Lotus F1 Team Races Toward High-Performance Tech

Operating a Formula 1 racing team is a daunting task. Not only must an organization oversee a vehicle that travels at upward of 200 miles per hour, but it must manage increasingly complex computers and IT platforms.

“It’s important to run a variety of systems and applications at trackside that allow engineers to better understand the car’s performance issues,” explains Mark Everest, IS development manager for the British Formula One racing team, Lotus F1.

The Lotus F1 Team, which participates in about 20 races per year around the world, has to ship computers and other IT equipment to race sites and then build the entire network. The time and cost of transporting computers and servers is high, says Anthony Smith, senior converged infrastructure specialist. In addition, every time the organization added an application, “We had to potentially buy a new server, wait for it to be delivered, build it, commission it and set it up,” Everest adds.

But the challenges didn’t stop there. The high-tech racing cars are equipped with sensors that send a stream of data to technicians at trackside, as well as to the organization’s headquarters in the United Kingdom. Engineers analyze the data and look for ways to optimize the vehicle and improve its racing performance.

The Lotus F1 Team also needed to improve the way data flowed across the IT platform. “Overall, the environment was expensive and lacked the flexibility we required,” Everest reports. “We needed to take a more agile approach.”

Adopting a Converged Infrastructure

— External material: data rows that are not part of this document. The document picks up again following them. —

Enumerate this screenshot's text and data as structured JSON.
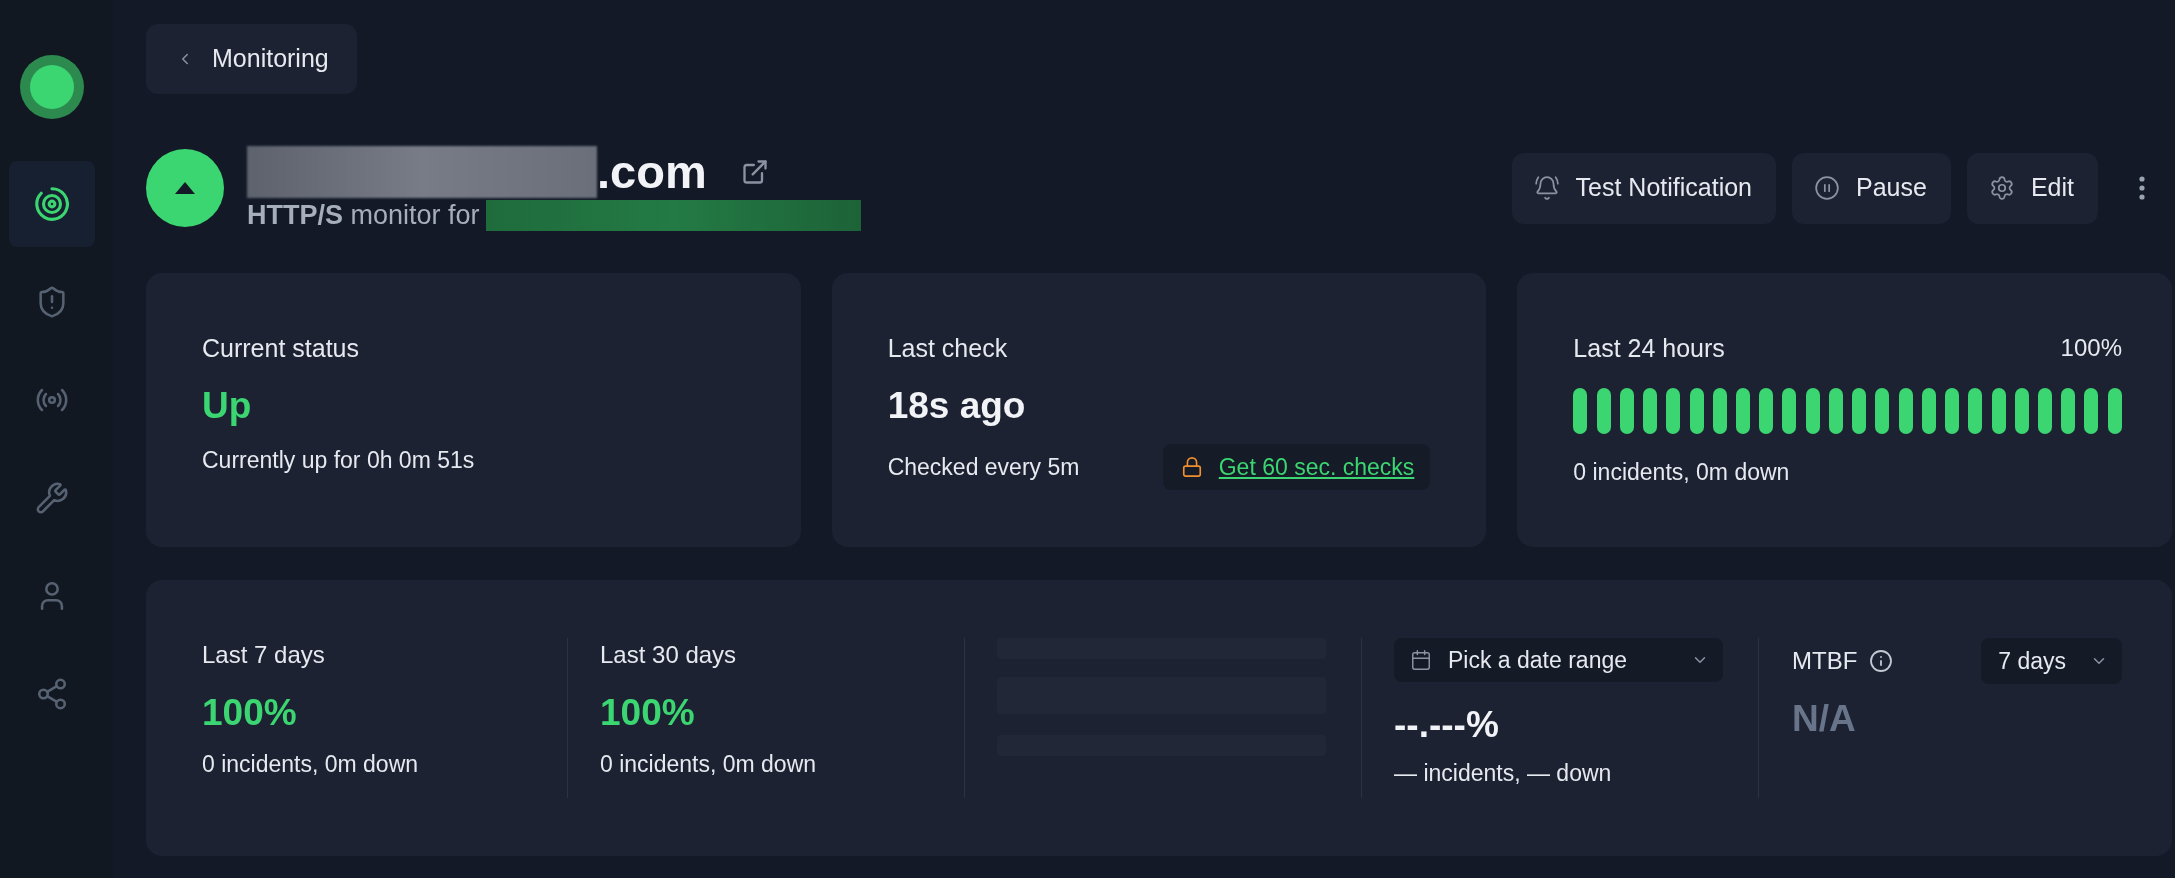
{
  "sidebar": {
    "items": [
      {
        "selected": true
      },
      {
        "selected": false
      },
      {
        "selected": false
      },
      {
        "selected": false
      },
      {
        "selected": false
      },
      {
        "selected": false
      }
    ]
  },
  "back_button": {
    "label": "Monitoring"
  },
  "monitor": {
    "up": true,
    "title": ".com",
    "subtitle": "**HTTP/S** monitor for"
  },
  "actions": [
    {
      "label": "Test Notification"
    },
    {
      "label": "Pause"
    },
    {
      "label": "Edit"
    }
  ],
  "current_status": {
    "label": "Current status",
    "value": "Up",
    "detail": "Currently up for 0h 0m 51s"
  },
  "last_check": {
    "label": "Last check",
    "value": "18s ago",
    "detail": "Checked every 5m",
    "upgrade_link": "Get 60 sec. checks"
  },
  "last_24_hours": {
    "label": "Last 24 hours",
    "percent": "100%",
    "bars": [
      {
        "up": true
      },
      {
        "up": true
      },
      {
        "up": true
      },
      {
        "up": true
      },
      {
        "up": true
      },
      {
        "up": true
      },
      {
        "up": true
      },
      {
        "up": true
      },
      {
        "up": true
      },
      {
        "up": true
      },
      {
        "up": true
      },
      {
        "up": true
      },
      {
        "up": true
      },
      {
        "up": true
      },
      {
        "up": true
      },
      {
        "up": true
      },
      {
        "up": true
      },
      {
        "up": true
      },
      {
        "up": true
      },
      {
        "up": true
      },
      {
        "up": true
      },
      {
        "up": true
      },
      {
        "up": true
      },
      {
        "up": true
      }
    ],
    "detail": "0 incidents, 0m down"
  },
  "periods": [
    {
      "label": "Last 7 days",
      "percent": "100%",
      "detail": "0 incidents, 0m down"
    },
    {
      "label": "Last 30 days",
      "percent": "100%",
      "detail": "0 incidents, 0m down"
    }
  ],
  "custom_range": {
    "picker_label": "Pick a date range",
    "percent": "--.---%",
    "detail": "— incidents, — down"
  },
  "mtbf": {
    "label": "MTBF",
    "range": "7 days",
    "value": "N/A"
  }
}
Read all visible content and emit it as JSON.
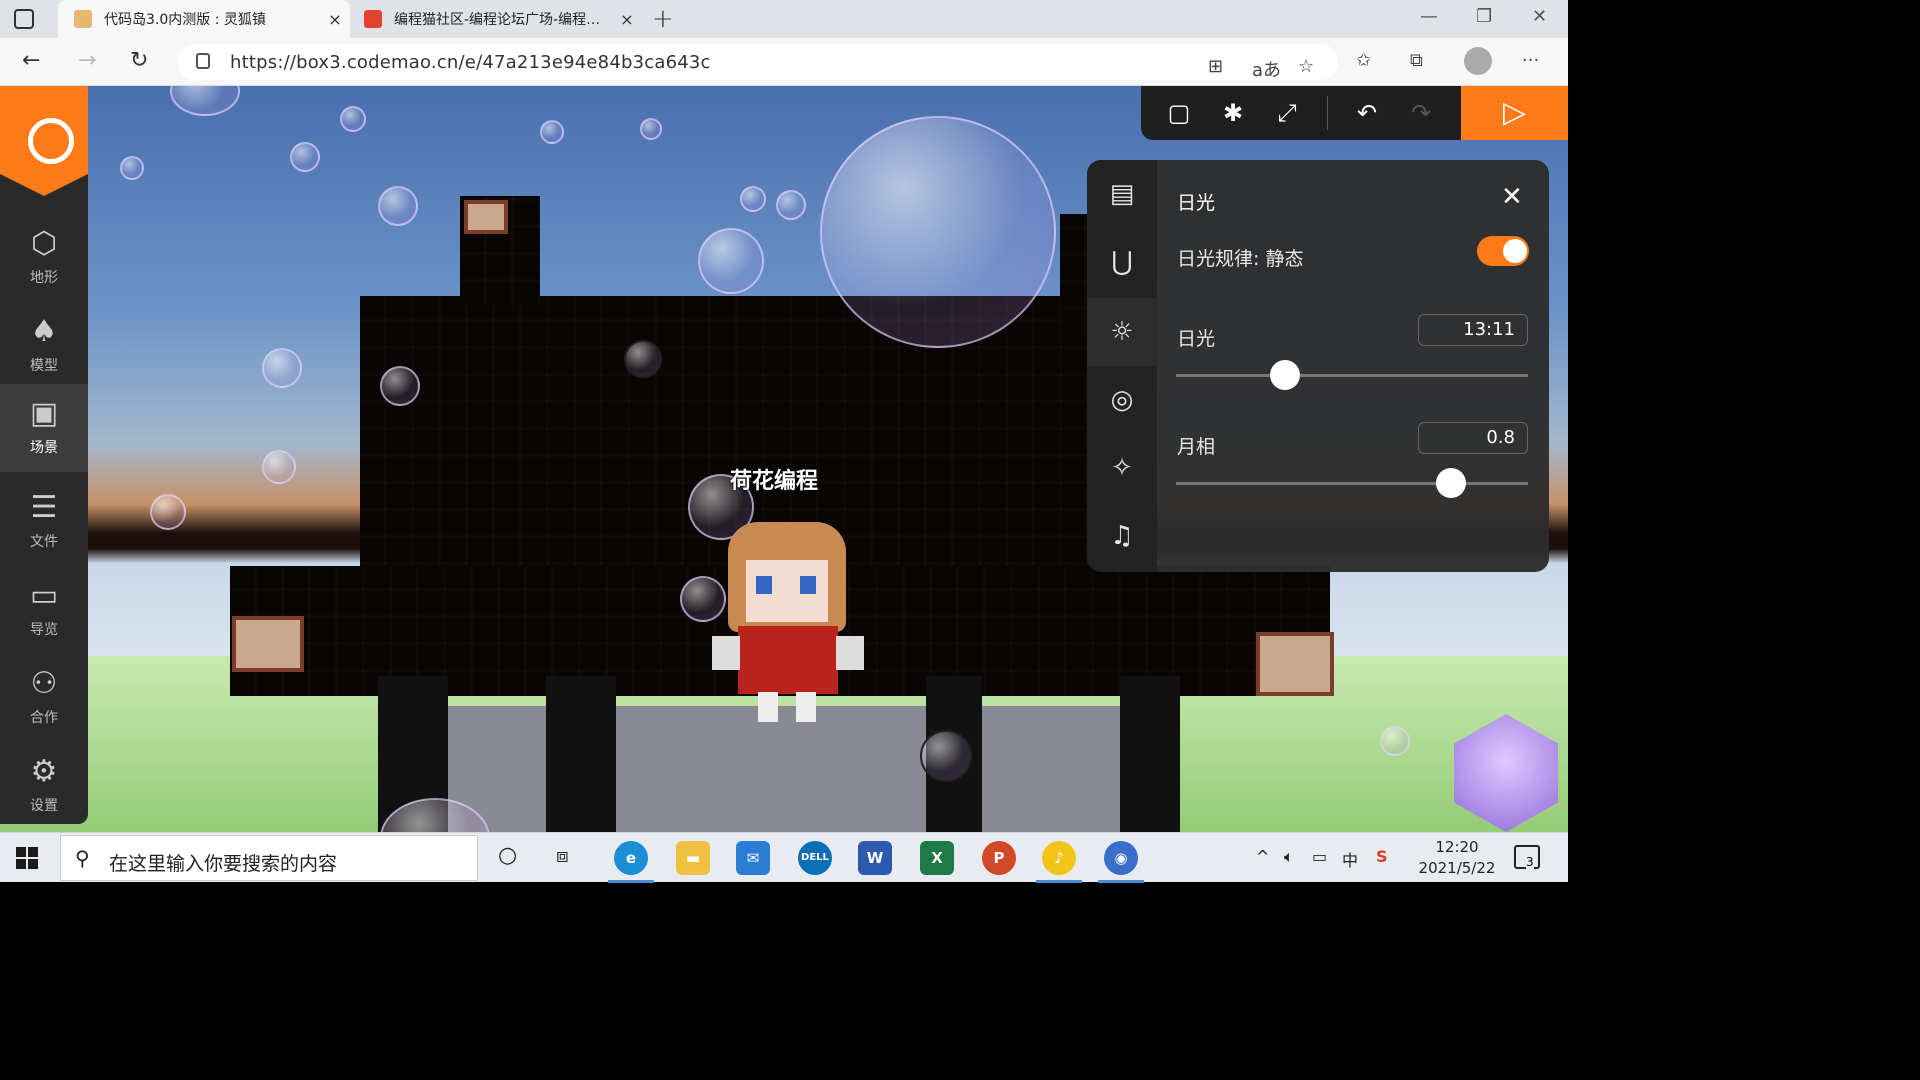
{
  "browser": {
    "tabs": [
      {
        "title": "代码岛3.0内测版 : 灵狐镇",
        "close": "×"
      },
      {
        "title": "编程猫社区-编程论坛广场-编程…",
        "close": "×"
      }
    ],
    "new_tab": "+",
    "url": "https://box3.codemao.cn/e/47a213e94e84b3ca643c"
  },
  "dock": {
    "items": [
      {
        "label": "地形",
        "icon": "cube-icon"
      },
      {
        "label": "模型",
        "icon": "tree-icon"
      },
      {
        "label": "场景",
        "icon": "image-icon"
      },
      {
        "label": "文件",
        "icon": "file-list-icon"
      },
      {
        "label": "导览",
        "icon": "folder-icon"
      },
      {
        "label": "合作",
        "icon": "users-icon"
      },
      {
        "label": "设置",
        "icon": "gear-icon"
      }
    ],
    "active_index": 2
  },
  "scene": {
    "character_name": "荷花编程"
  },
  "panel": {
    "title": "日光",
    "rule_label": "日光规律: 静态",
    "rule_enabled": true,
    "daylight_label": "日光",
    "daylight_value": "13:11",
    "daylight_slider": 0.31,
    "moon_label": "月相",
    "moon_value": "0.8",
    "moon_slider": 0.78
  },
  "taskbar": {
    "search_placeholder": "在这里输入你要搜索的内容",
    "time": "12:20",
    "date": "2021/5/22",
    "notification_count": "3",
    "ime": "中"
  },
  "colors": {
    "accent": "#ff7a18",
    "dock_bg": "#2a2a2a",
    "panel_bg": "#2d2d2d"
  }
}
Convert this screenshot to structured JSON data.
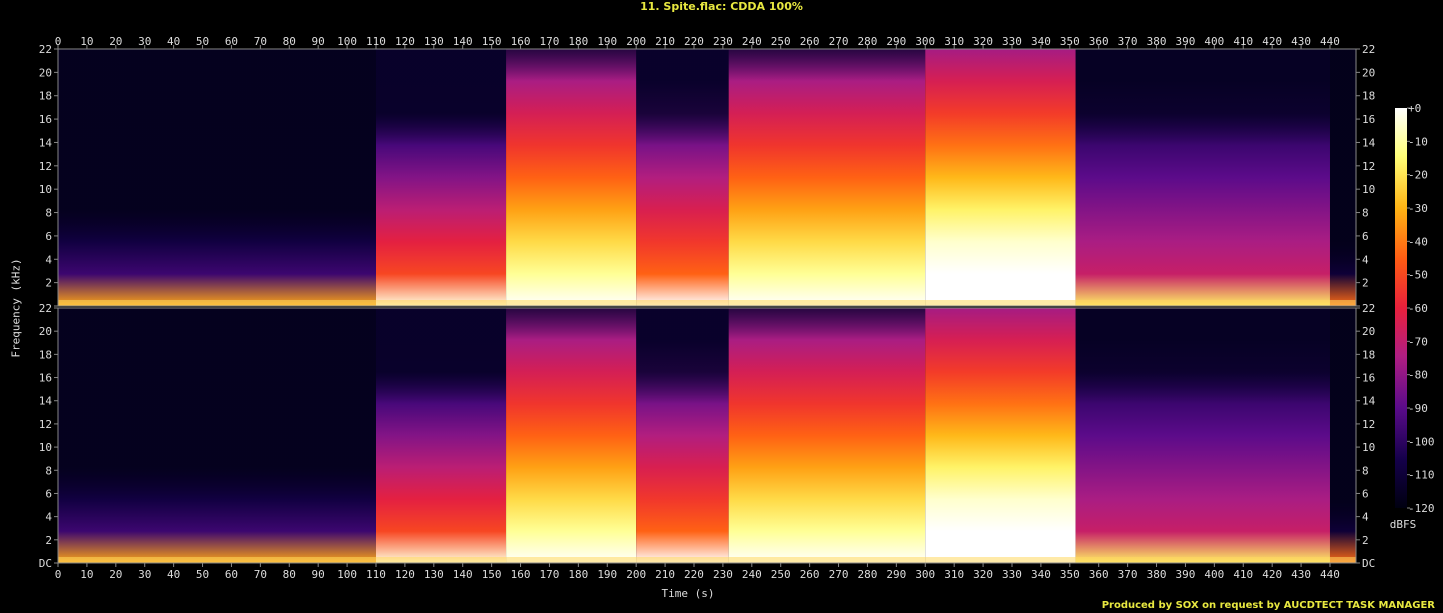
{
  "title": "11. Spite.flac: CDDA 100%",
  "credit": "Produced by SOX on request by AUCDTECT TASK MANAGER",
  "colors": {
    "background": "#000000",
    "title": "#e8e840",
    "axis": "#888888",
    "colormap": [
      "#000010",
      "#14004a",
      "#5a0b8a",
      "#b01e82",
      "#e8203c",
      "#ff5a14",
      "#ffb414",
      "#ffff78",
      "#ffffff"
    ]
  },
  "chart_data": {
    "type": "heatmap",
    "xlabel": "Time (s)",
    "ylabel": "Frequency (kHz)",
    "colorbar_label": "dBFS",
    "x_range": [
      0,
      449
    ],
    "y_range": [
      0,
      22
    ],
    "channels": 2,
    "x_ticks": [
      "0",
      "10",
      "20",
      "30",
      "40",
      "50",
      "60",
      "70",
      "80",
      "90",
      "100",
      "110",
      "120",
      "130",
      "140",
      "150",
      "160",
      "170",
      "180",
      "190",
      "200",
      "210",
      "220",
      "230",
      "240",
      "250",
      "260",
      "270",
      "280",
      "290",
      "300",
      "310",
      "320",
      "330",
      "340",
      "350",
      "360",
      "370",
      "380",
      "390",
      "400",
      "410",
      "420",
      "430",
      "440"
    ],
    "y_ticks": [
      "DC",
      "2",
      "4",
      "6",
      "8",
      "10",
      "12",
      "14",
      "16",
      "18",
      "20",
      "22"
    ],
    "colorbar_ticks": [
      "+0",
      "-10",
      "-20",
      "-30",
      "-40",
      "-50",
      "-60",
      "-70",
      "-80",
      "-90",
      "-100",
      "-110",
      "-120"
    ],
    "colorbar_range": [
      -120,
      0
    ],
    "sections": [
      {
        "start": 0,
        "end": 110,
        "intensity": 0.18,
        "bandwidth_khz": 6
      },
      {
        "start": 110,
        "end": 155,
        "intensity": 0.42,
        "bandwidth_khz": 14
      },
      {
        "start": 155,
        "end": 200,
        "intensity": 0.62,
        "bandwidth_khz": 21
      },
      {
        "start": 200,
        "end": 232,
        "intensity": 0.45,
        "bandwidth_khz": 16
      },
      {
        "start": 232,
        "end": 300,
        "intensity": 0.62,
        "bandwidth_khz": 21
      },
      {
        "start": 300,
        "end": 352,
        "intensity": 0.72,
        "bandwidth_khz": 22
      },
      {
        "start": 352,
        "end": 440,
        "intensity": 0.3,
        "bandwidth_khz": 16
      },
      {
        "start": 440,
        "end": 449,
        "intensity": 0.1,
        "bandwidth_khz": 4
      }
    ]
  }
}
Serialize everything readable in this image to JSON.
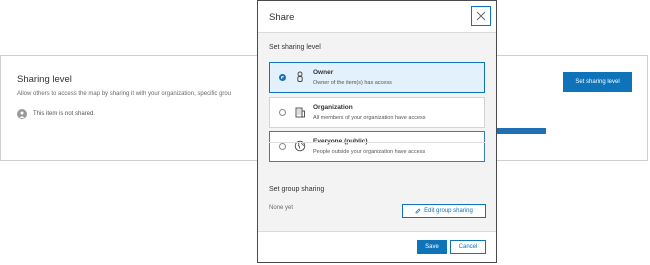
{
  "background": {
    "title": "Sharing level",
    "description": "Allow others to access the map by sharing it with your organization, specific grou",
    "status": "This item is not shared.",
    "set_level_button": "Set sharing level"
  },
  "modal": {
    "title": "Share",
    "sharing_level_label": "Set sharing level",
    "options": [
      {
        "title": "Owner",
        "desc": "Owner of the item(s) has access",
        "icon": "person-icon",
        "selected": true
      },
      {
        "title": "Organization",
        "desc": "All members of your organization have access",
        "icon": "building-icon",
        "selected": false
      },
      {
        "title": "Everyone (public)",
        "desc": "People outside your organization have access",
        "icon": "globe-icon",
        "selected": false
      }
    ],
    "group_label": "Set group sharing",
    "group_value": "None yet",
    "edit_group_button": "Edit group sharing",
    "save_button": "Save",
    "cancel_button": "Cancel"
  },
  "colors": {
    "accent": "#0f73b9",
    "selected_bg": "#e2f1fb",
    "arrow": "#1f6fb5"
  }
}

The company completely redesigned its IT platform and adopted an EMC-based converged infrastructure. As part of this redesign, Lotus F1 Team deployed a private cloud across coordinated data centers for improved design work, testing and racing, and accommodating standard IT operations.

“The ability to create virtual machines and load them onto our infrastructure has allowed us to gain enormous computing power and manage IT far more effectively,” Smith says. “Having everything virtualized means that we can run the equivalent of about 200 servers trackside within a single rack of physical space.”

Among other things, this makes it possible for engineers to analyze performance data in real time. “We’re talking about trying to gain tenths of a second in lap in order to improve the performance of the car,” Everest points out.

“So, our ability to analyze data from practice laps on Friday and qualifying on Saturday afternoon has a lot to do with the results on Sunday. Once a car is finished with qualifying, it cannot be changed. But we’re able to make small tweaks and adjustments to tires, flaps and the engine that can have a big impact.”

The initiative has led to a dramatically smaller IT footprint on the track, and the reduced shipping weight for all the computing equipment has resulted in a savings of $143,000 each season. Finally, Smith says that the virtualized environment has resulted in a dramatic decrease in power usage and has eliminated concerns about data availability and backups.

“We demand continuous availability, and we have no time for IT maintenance on the weekends,” Smith says. “We have taken a giant step forward by virtualizing the infrastructure and mirroring data.”